Liberal Judaism has created a new siddur, with a draft morning service already piloted in some congregations.
A question being asked of me, and my co-editor Rabbi Lea Mühlstein, is ‘why’?
The answer is that Liberal Judaism has published a new prayer book every 25 to 30 years “in order to satisfy the needs of the age” – a principle first articulated by Lily Montagu, one of the founders of our movement, in the Jewish Quarterly Review in 1899.
In 1967, our siddur Service of the Heart introduced modern English. The next 25 years saw huge changes in society, not least the emergence of the women’s liberation movement. So, in 1995, Siddur Lev Chadash introduced a gender-inclusive translation.
In the 20 plus years since then, things have changed again. Since the millennium, alongside Liberal Judaism’s championing of equality, the new watchword has been inclusion. A major focus of the new siddur is how the individual may be included and enabled to take part in the service.
Just as the titles of the 1967 and 1995 prayer books were significant, so is the title of the new one. The name Siddur Shirah Chadashah – ‘prayer book of a new song’ –reflects the desire to express the prayers we have inherited in new ways in order to ensure that they speak to as wide a range of people as possible, both those who have traditionally been members of synagogues, and previously disaffiliated or unaffiliated people who have begun to seek a Jewish home in Liberal Judaism’s congregations.
True to the spirit of creating ‘a new song’, the name Siddur Shirah Chadashah is in the feminine form and the siddur includes feminised Hebrew versions of some of the prayers.
For example, the second blessing of the Amidah, the ‘standing’ central prayer, known as G’vurot, God’s ‘powers’, is presented in feminised Hebrew to subvert the association of ‘powers’ with masculine attributes.
While feminised Hebrew is being introduced into the siddur, it was already pioneered in the Kiddushin-Covenant of Love anthology published by Liberal Judaism in 2005 to coincide with the Civil Partnership Act. Rabbi Mark Solomon crafted feminised versions of the prayers used in that anthology and is now doing the same as a member of the editorial group for Siddur Shirah Chadashah, a group which also includes rabbis Janet Burden, Dr Margaret Jacobi, Dr René Pfertzel and Alexandra Wright.

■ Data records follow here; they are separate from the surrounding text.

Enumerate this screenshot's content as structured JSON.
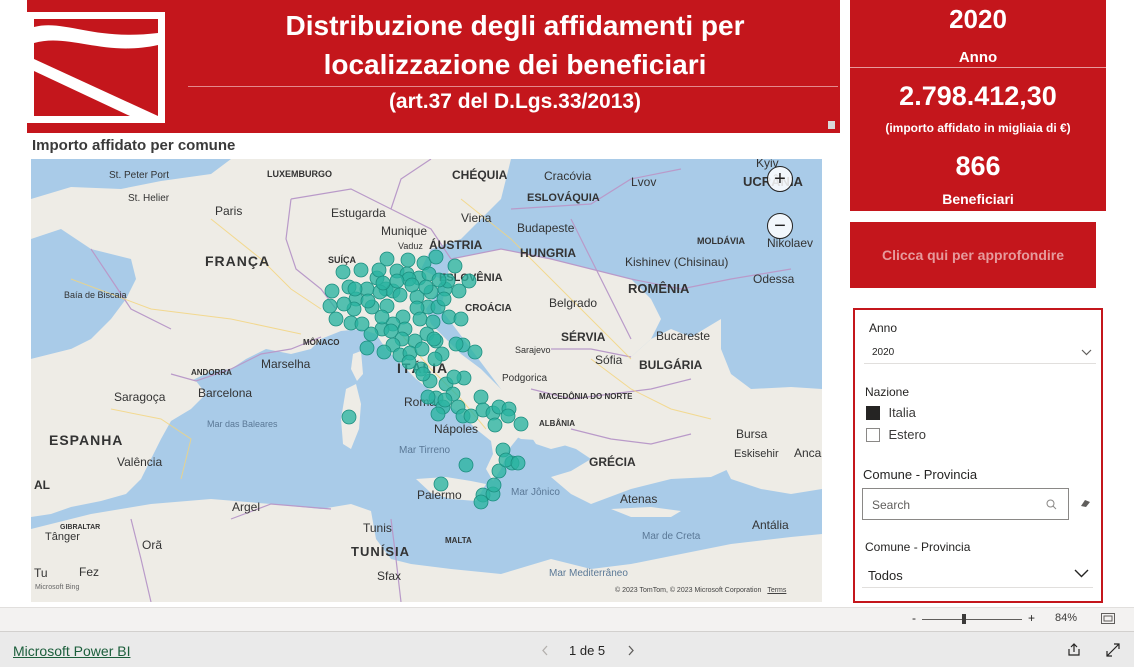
{
  "header": {
    "title_line1": "Distribuzione degli affidamenti per",
    "title_line2": "localizzazione dei beneficiari",
    "subtitle": "(art.37 del D.Lgs.33/2013)"
  },
  "kpis": {
    "year_value": "2020",
    "year_label": "Anno",
    "amount_value": "2.798.412,30",
    "amount_label": "(importo affidato in migliaia di €)",
    "beneficiaries_value": "866",
    "beneficiaries_label": "Beneficiari"
  },
  "cta_label": "Clicca qui per approfondire",
  "map": {
    "title": "Importo affidato per comune",
    "attribution": "© 2023 TomTom, © 2023 Microsoft Corporation",
    "terms": "Terms",
    "bing": "Microsoft Bing",
    "zoom_in": "+",
    "zoom_out": "−",
    "marker_color": "#2ab3a0",
    "places": {
      "st_peter_port": "St. Peter Port",
      "st_helier": "St. Helier",
      "luxembourg": "LUXEMBURGO",
      "paris": "Paris",
      "estugarda": "Estugarda",
      "munique": "Munique",
      "franca": "FRANÇA",
      "suica": "SUÍÇA",
      "austria": "ÁUSTRIA",
      "vaduz": "Vaduz",
      "chequia": "CHÉQUIA",
      "cracovia": "Cracóvia",
      "lvov": "Lvov",
      "eslovaquia": "ESLOVÁQUIA",
      "viena": "Viena",
      "budapeste": "Budapeste",
      "hungria": "HUNGRIA",
      "eslovenia": "ESLOVÊNIA",
      "croacia": "CROÁCIA",
      "kyiv": "Kyiv",
      "ucrania": "UCRÂNIA",
      "moldavia": "MOLDÁVIA",
      "nikolaev": "Nikolaev",
      "kishinev": "Kishinev (Chisinau)",
      "odessa": "Odessa",
      "romenia": "ROMÊNIA",
      "belgrado": "Belgrado",
      "servia": "SÉRVIA",
      "bucareste": "Bucareste",
      "bulgaria": "BULGÁRIA",
      "sarajevo": "Sarajevo",
      "sofia": "Sófia",
      "podgorica": "Podgorica",
      "macedonia": "MACEDÔNIA DO NORTE",
      "albania": "ALBÂNIA",
      "grecia": "GRÉCIA",
      "atenas": "Atenas",
      "bursa": "Bursa",
      "eskisehir": "Eskisehir",
      "anca": "Anca",
      "antalia": "Antália",
      "baia_biscaia": "Baía de Biscaia",
      "andorra": "ANDORRA",
      "saragoca": "Saragoça",
      "barcelona": "Barcelona",
      "espanha": "ESPANHA",
      "valencia": "Valência",
      "mar_baleares": "Mar das Baleares",
      "marselha": "Marselha",
      "monaco": "MÔNACO",
      "italia": "ITÁLIA",
      "roma": "Roma",
      "napoles": "Nápoles",
      "mar_tirreno": "Mar Tirreno",
      "palermo": "Palermo",
      "mar_jonico": "Mar Jônico",
      "malta": "MALTA",
      "tunis": "Tunis",
      "tunisia": "TUNÍSIA",
      "sfax": "Sfax",
      "argel": "Argel",
      "ora": "Orã",
      "fez": "Fez",
      "gibraltar": "GIBRALTAR",
      "tanger": "Tânger",
      "mar_creta": "Mar de Creta",
      "mar_mediterraneo": "Mar Mediterrâneo",
      "al": "AL",
      "tu": "Tu"
    }
  },
  "filters": {
    "anno_label": "Anno",
    "anno_value": "2020",
    "nazione_label": "Nazione",
    "nazione_options": [
      {
        "label": "Italia",
        "checked": true
      },
      {
        "label": "Estero",
        "checked": false
      }
    ],
    "comune_label": "Comune - Provincia",
    "search_placeholder": "Search",
    "comune_label2": "Comune - Provincia",
    "comune_value": "Todos"
  },
  "zoom": {
    "minus": "-",
    "plus": "+",
    "level": "84%",
    "slider_fraction": 0.42
  },
  "footer": {
    "brand_link": "Microsoft Power BI",
    "page_indicator": "1 de 5"
  }
}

The siddur also looks very different. The layout of each double-page spread is intended to enable participation and a fuller comprehension of the service. Looking at the top half of the double-page spread, the Hebrew text is set out with a transliteration to the right and a translation to the left. And then, to the left of the translation, are explanatory points and questions for reflection.
Ultimately, the new siddur will reflect the input and needs of the entire Liberal Jewish movement for this age – which is exactly why we need it.